Respond with exact copies of the lines running from the line that contains "Enumerate this screenshot's" to the end of the material.
= = = =
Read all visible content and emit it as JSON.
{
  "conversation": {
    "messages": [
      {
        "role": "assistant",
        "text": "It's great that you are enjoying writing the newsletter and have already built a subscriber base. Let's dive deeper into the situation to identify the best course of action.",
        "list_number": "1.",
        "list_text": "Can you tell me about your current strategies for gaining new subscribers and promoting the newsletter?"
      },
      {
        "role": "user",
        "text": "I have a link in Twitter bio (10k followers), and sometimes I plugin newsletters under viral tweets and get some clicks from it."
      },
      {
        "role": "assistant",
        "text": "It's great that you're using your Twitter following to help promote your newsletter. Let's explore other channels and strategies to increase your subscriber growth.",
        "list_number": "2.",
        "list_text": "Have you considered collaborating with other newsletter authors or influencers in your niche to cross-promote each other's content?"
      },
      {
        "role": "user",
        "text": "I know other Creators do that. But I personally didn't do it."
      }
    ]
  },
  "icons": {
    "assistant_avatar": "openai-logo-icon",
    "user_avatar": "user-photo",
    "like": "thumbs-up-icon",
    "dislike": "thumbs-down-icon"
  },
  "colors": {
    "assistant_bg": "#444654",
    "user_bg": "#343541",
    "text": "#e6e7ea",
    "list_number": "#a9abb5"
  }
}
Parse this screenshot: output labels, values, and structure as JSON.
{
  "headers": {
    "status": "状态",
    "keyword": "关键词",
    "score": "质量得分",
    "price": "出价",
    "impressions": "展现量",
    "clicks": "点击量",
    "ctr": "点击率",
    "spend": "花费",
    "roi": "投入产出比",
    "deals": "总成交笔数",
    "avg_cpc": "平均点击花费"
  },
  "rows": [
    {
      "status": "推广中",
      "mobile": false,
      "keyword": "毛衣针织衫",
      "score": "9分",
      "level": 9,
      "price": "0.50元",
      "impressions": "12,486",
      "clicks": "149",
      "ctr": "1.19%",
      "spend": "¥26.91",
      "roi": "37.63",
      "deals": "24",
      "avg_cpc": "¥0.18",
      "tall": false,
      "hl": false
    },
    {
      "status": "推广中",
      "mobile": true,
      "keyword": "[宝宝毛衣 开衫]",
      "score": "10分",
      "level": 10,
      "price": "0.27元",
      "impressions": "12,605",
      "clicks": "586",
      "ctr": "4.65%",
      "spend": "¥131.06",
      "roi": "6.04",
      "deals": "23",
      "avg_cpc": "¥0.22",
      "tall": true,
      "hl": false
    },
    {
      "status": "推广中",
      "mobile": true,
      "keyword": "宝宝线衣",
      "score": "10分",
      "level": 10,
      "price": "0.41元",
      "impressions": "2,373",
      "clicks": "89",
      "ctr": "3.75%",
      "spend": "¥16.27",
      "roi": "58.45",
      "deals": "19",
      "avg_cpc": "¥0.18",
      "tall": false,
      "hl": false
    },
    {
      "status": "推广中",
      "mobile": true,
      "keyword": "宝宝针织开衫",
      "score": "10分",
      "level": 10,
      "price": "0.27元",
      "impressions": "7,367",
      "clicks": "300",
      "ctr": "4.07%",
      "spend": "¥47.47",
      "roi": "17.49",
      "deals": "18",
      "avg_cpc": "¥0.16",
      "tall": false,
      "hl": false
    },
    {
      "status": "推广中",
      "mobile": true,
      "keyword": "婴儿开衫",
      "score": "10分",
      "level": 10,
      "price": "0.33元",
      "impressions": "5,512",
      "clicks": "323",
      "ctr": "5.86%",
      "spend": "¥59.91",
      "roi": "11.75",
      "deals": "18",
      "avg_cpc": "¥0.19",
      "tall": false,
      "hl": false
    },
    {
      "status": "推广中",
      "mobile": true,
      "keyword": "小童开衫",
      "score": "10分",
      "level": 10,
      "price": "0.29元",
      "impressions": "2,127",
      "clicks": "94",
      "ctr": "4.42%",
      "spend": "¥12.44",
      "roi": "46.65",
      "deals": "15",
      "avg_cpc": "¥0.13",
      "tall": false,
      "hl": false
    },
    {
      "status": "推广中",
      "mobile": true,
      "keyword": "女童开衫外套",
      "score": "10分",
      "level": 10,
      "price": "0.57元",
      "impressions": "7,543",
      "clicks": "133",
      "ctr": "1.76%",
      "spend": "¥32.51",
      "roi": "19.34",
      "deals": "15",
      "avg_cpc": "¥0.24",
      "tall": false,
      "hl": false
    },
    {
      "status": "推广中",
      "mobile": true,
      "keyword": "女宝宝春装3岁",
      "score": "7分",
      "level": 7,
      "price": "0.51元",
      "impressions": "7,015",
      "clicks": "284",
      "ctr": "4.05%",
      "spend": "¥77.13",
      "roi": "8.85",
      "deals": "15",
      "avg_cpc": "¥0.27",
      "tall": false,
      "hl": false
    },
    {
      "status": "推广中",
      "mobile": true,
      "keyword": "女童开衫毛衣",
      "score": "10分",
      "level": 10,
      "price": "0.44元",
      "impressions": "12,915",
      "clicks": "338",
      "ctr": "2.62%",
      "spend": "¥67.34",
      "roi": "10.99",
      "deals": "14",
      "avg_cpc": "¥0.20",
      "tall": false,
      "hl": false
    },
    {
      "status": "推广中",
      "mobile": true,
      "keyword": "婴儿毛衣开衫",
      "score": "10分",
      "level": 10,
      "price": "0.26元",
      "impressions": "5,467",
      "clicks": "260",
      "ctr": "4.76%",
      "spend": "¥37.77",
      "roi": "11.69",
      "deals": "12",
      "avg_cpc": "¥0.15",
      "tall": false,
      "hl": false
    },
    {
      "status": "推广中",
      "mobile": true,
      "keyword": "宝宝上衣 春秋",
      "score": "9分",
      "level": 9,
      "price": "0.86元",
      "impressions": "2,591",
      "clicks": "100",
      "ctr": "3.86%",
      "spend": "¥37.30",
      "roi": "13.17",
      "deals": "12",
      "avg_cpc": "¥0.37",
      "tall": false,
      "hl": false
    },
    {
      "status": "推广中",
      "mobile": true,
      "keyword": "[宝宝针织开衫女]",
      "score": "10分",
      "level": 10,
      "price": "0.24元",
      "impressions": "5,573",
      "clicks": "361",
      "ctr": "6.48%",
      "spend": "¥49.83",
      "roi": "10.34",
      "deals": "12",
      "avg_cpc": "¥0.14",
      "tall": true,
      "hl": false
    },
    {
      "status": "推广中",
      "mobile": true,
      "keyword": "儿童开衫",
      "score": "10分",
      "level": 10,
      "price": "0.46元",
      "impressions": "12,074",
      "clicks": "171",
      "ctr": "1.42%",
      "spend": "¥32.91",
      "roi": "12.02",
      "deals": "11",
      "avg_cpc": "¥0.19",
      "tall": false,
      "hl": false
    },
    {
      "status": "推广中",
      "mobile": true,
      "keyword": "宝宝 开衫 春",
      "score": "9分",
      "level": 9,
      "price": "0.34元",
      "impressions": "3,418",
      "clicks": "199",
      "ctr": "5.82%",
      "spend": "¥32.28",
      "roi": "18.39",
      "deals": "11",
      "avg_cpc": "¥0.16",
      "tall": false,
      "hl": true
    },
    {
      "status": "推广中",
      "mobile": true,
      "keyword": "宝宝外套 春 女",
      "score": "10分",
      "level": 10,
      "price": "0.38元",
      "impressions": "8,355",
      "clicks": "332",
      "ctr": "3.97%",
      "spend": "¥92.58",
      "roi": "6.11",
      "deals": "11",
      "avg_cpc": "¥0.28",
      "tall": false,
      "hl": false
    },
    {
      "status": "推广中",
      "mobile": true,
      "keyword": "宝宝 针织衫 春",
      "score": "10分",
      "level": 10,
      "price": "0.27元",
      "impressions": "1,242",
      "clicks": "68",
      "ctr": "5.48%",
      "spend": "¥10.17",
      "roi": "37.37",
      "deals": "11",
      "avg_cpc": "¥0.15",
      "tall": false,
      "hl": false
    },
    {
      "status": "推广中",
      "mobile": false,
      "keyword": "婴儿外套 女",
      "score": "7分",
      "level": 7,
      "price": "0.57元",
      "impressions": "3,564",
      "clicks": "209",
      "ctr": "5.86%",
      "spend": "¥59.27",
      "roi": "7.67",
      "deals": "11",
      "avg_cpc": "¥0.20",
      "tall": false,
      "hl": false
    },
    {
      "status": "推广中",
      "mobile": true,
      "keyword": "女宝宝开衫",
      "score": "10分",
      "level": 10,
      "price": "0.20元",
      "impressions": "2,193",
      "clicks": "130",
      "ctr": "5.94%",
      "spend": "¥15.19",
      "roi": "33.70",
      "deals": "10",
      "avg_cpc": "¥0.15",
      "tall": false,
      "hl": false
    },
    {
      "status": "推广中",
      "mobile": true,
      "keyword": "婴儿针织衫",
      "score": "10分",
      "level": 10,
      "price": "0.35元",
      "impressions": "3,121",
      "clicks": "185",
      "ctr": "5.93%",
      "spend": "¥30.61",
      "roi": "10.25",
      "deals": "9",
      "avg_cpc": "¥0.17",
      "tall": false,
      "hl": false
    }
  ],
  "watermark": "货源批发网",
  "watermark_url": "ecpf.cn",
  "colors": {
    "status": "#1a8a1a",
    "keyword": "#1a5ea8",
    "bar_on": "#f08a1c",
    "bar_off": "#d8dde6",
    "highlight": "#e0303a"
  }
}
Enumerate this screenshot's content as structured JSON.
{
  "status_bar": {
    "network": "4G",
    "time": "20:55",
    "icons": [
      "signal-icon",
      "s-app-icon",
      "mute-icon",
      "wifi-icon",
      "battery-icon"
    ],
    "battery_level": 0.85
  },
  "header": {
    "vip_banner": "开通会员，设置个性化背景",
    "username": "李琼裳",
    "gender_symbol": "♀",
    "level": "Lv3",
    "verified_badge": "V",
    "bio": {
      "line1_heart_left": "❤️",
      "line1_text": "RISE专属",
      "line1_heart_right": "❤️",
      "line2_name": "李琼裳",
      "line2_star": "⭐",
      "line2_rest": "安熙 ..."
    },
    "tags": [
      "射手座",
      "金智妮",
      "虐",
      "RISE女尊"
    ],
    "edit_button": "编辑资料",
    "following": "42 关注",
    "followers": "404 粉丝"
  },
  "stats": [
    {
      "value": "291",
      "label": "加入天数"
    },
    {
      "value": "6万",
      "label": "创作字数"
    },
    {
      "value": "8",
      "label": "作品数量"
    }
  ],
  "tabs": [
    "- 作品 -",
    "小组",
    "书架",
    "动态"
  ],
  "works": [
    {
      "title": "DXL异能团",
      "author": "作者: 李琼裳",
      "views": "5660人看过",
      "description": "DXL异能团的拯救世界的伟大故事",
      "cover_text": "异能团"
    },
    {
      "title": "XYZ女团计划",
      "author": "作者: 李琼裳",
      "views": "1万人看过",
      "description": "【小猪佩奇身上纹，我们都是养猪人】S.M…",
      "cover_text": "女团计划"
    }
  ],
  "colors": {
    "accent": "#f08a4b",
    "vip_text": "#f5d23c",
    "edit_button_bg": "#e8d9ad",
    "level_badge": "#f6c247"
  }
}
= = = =
_ANSWER_
Enumerate this screenshot's content as structured JSON.
{
  "status_bar": {
    "network": "4G",
    "time": "20:55",
    "icons": [
      "signal-icon",
      "s-app-icon",
      "mute-icon",
      "wifi-icon",
      "battery-icon"
    ],
    "battery_level": 0.85
  },
  "header": {
    "vip_banner": "开通会员，设置个性化背景",
    "username": "李琼裳",
    "gender_symbol": "♀",
    "level": "Lv3",
    "verified_badge": "V",
    "bio": {
      "line1_heart_left": "❤️",
      "line1_text": "RISE专属",
      "line1_heart_right": "❤️",
      "line2_name": "李琼裳",
      "line2_star": "⭐",
      "line2_rest": "安熙 ..."
    },
    "tags": [
      "射手座",
      "金智妮",
      "虐",
      "RISE女尊"
    ],
    "edit_button": "编辑资料",
    "following": "42 关注",
    "followers": "404 粉丝"
  },
  "stats": [
    {
      "value": "291",
      "label": "加入天数"
    },
    {
      "value": "6万",
      "label": "创作字数"
    },
    {
      "value": "8",
      "label": "作品数量"
    }
  ],
  "tabs": [
    "- 作品 -",
    "小组",
    "书架",
    "动态"
  ],
  "works": [
    {
      "title": "DXL异能团",
      "author": "作者: 李琼裳",
      "views": "5660人看过",
      "description": "DXL异能团的拯救世界的伟大故事",
      "cover_text": "异能团"
    },
    {
      "title": "XYZ女团计划",
      "author": "作者: 李琼裳",
      "views": "1万人看过",
      "description": "【小猪佩奇身上纹，我们都是养猪人】S.M…",
      "cover_text": "女团计划"
    }
  ],
  "colors": {
    "accent": "#f08a4b",
    "vip_text": "#f5d23c",
    "edit_button_bg": "#e8d9ad",
    "level_badge": "#f6c247"
  }
}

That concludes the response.